When I was six months pregnant with my son, I drove 2000 miles to southern California and back in my 1989 Volkswagon Vanagon with my two year-old daughter and my boxer dog in tow. I did this all with no stereo, no phone, and no electronics and I loved every minute of it.
Recently I read the book Quiet by Susan Cain. The book hit home for me. Quiet, The Power of Introverts in a World That Can’t Stop Talking, reminded me that I’m just fine the way I am. Introverted. Of course I know that I’m okay, but in a world full of extroverts, a world that praises extroverted qualities and living with two extroverts (now that my daughter and fellow introvert is away at college), life can be trying and often I feel awkward and guilty about wanting to be lone.
To those who meet me on the street I may not seem like an introvert. But I am. Being introverted does not necessarily mean you live in a hovel warded off from the world, it means that you recharge by being alone. When I was young I never really thought about being extroverted or introverted, I was shy but enjoyed my friends and my teammates. I was active and social but over a majority of my life I lived alone or occasionally with one roommate who was in and out of the apartment, so I always had time to myself. It was not until I got married, got dogs, had kids and then had my husband start working out of the home that my need for alone time increased and the anxious feeling in my gut started following me around.
I first discovered I was an introvert when my son was in preschool. The preschool instructor gave us information to help determine if our child was introverted or extroverted so that we could better understand their needs. I don’t remember what I thought my son was at the time, but I looked at the list about introverts and thought, that is me. The number one thing that spoke to me was that I recharge by being alone. I enjoy being with people but after being around them a lot, I need a break.

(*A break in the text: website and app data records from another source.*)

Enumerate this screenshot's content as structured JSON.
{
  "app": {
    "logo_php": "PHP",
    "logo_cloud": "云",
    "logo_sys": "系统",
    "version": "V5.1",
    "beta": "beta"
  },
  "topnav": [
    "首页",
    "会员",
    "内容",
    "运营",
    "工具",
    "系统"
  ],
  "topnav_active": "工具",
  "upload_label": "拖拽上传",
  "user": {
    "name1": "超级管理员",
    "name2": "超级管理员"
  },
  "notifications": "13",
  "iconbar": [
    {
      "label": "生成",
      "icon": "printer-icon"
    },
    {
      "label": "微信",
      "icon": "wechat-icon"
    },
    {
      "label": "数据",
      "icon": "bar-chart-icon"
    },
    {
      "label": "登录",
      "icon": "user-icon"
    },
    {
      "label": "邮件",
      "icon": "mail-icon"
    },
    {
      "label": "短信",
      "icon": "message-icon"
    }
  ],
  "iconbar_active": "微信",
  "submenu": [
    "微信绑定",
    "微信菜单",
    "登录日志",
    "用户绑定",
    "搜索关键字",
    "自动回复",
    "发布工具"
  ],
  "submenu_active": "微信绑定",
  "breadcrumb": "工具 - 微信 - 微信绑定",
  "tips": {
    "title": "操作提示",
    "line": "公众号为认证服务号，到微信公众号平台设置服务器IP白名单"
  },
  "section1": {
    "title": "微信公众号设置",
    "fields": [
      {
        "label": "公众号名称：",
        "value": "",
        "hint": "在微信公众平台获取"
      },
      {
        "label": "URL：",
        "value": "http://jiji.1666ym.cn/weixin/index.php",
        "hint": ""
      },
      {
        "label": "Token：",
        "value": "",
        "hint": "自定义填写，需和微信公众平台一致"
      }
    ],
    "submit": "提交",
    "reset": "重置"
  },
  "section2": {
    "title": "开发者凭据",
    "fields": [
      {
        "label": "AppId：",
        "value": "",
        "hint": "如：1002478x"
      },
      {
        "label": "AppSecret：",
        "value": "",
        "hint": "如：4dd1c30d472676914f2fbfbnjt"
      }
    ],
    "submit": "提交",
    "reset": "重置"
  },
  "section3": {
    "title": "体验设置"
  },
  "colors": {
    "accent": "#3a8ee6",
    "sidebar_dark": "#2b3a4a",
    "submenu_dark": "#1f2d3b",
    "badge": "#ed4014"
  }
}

To extroverts (like my husband) this makes no sense because for them it is the opposite, they get energised by people. Of course it’s not always one or the other, people lie on a spectrum between the two, introvert and extrovert, but knowing your tendencies can be beneficial.
My best friend Leslie, who I met in middle school and knows me better than I know myself, is the one who suggested that I read Quiet, she said, “It’s kind of preaching to the chair, but you’ll like it.” She was right. It was a reminder to me that I crave alone time and to be happy in a busy extroverted world, I need to find time for myself.
I’ve struggled to do this over the last few years, with a busy family schedule and a house that is never empty, so I’m always searching for ways to be alone. But most of the time means doing something as simple as taking a walk, driving my car with the radio off, or sitting alone at a track meet or basketball game. For me creating some quiet helps me to be happy. And being happy gives me the energy to write and do the things I love.
What do you need to do in order to write, to live your life in the way that you want to live it, to be happy?
WRITING PROMPT: Chose one of the following words and write about it… Quiet. Introvert. Extrovert.